In a Thursday Op-Ed in the Wall Street Journal, Sen. Ron Johnson (R-WI) writes:
With the rapid deployment of support through the Paycheck Protection Program, it has become clear that access to the forgivable loans hasn’t been limited to those who truly need them. The PPP was intended to support small employers that otherwise would have had to lay off employees because of coronavirus-related revenue loss. Keeping employees connected to employers provides wage and benefit continuity, and we hope it will help ensure a faster recovery.
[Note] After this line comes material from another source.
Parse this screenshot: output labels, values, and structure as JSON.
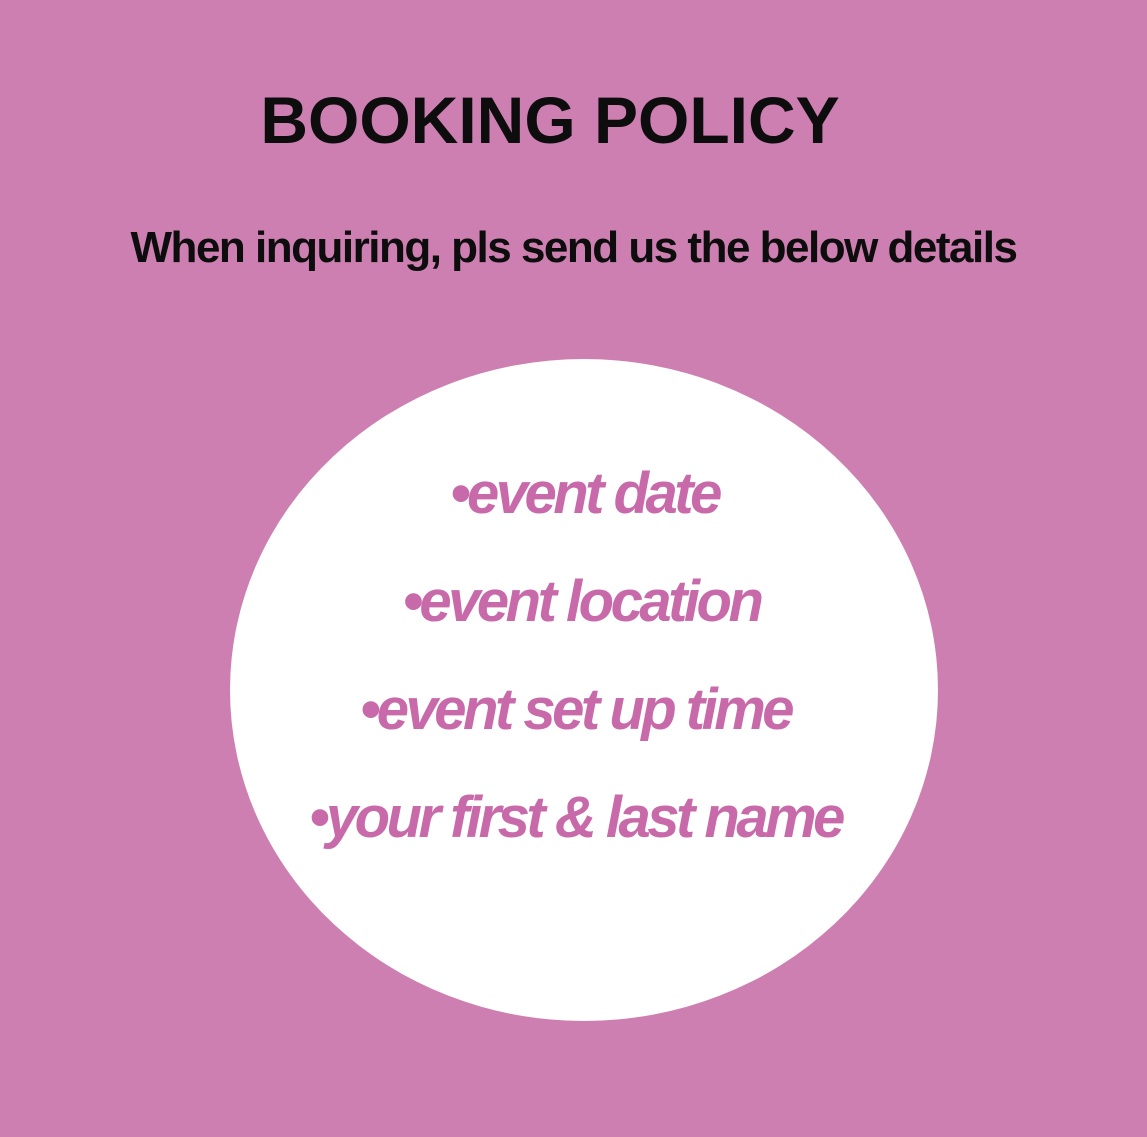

But the minimal requirements for loan qualification, designed to speed relief, have allowed employers to obtain PPP loans even if they aren’t in financial distress and have no need or intention to lay workers off. Loan applications granted on a first-come, first-serve basis quickly depleted the $349 billion fund, and many deserving small businesses were crowded out, unable to obtain financial relief. On Tuesday the Senate passed a bill that provides another $310 billion for PPP. It places no further limitations on loan forgiveness, and the self-certification of economic harm required by applicants remains a nebulous statement that “current economic uncertainty makes [the] loan request necessary to support the ongoing operations” of the business.
Johnson proposes adding forgiveness limitations to PPP funds based on ability to repay, which would apply to all loans – including those granted under the Cares Act. It would allow no forgiveness for companies whose 2020 taxable income exceeds that of 2019, while full forgiveness would be limited to companies whose 2020 gross receipts are less than 60% of the preceding year’s.
Those in between would be eligible for forgiveness on a sliding scale: 10% of the loan if 2020 gross receipts are 90% or higher of 2019’s; 30% forgiveness for 80% to 90% of 2019 gross receipts; 50% forgiveness for 70% to 80% of 2019 gross receipts; and 75% forgiveness for 60% to 70% of 2019 gross receipts. In no case would forgiveness exceed the loan amount less after-tax income.
Tax-exempt nonprofits would receive loan forgiveness based on net assets – with none going to entities whose 2020 net assets exceed those for 2019 or are more than 2x the loan amount.
At the end of the day, Johnson says that the abuse within the PPP system shohld be remedied, which will ultimately help people and businesses which have ‘borne the brunt of the coronavirus’s economic destruction.’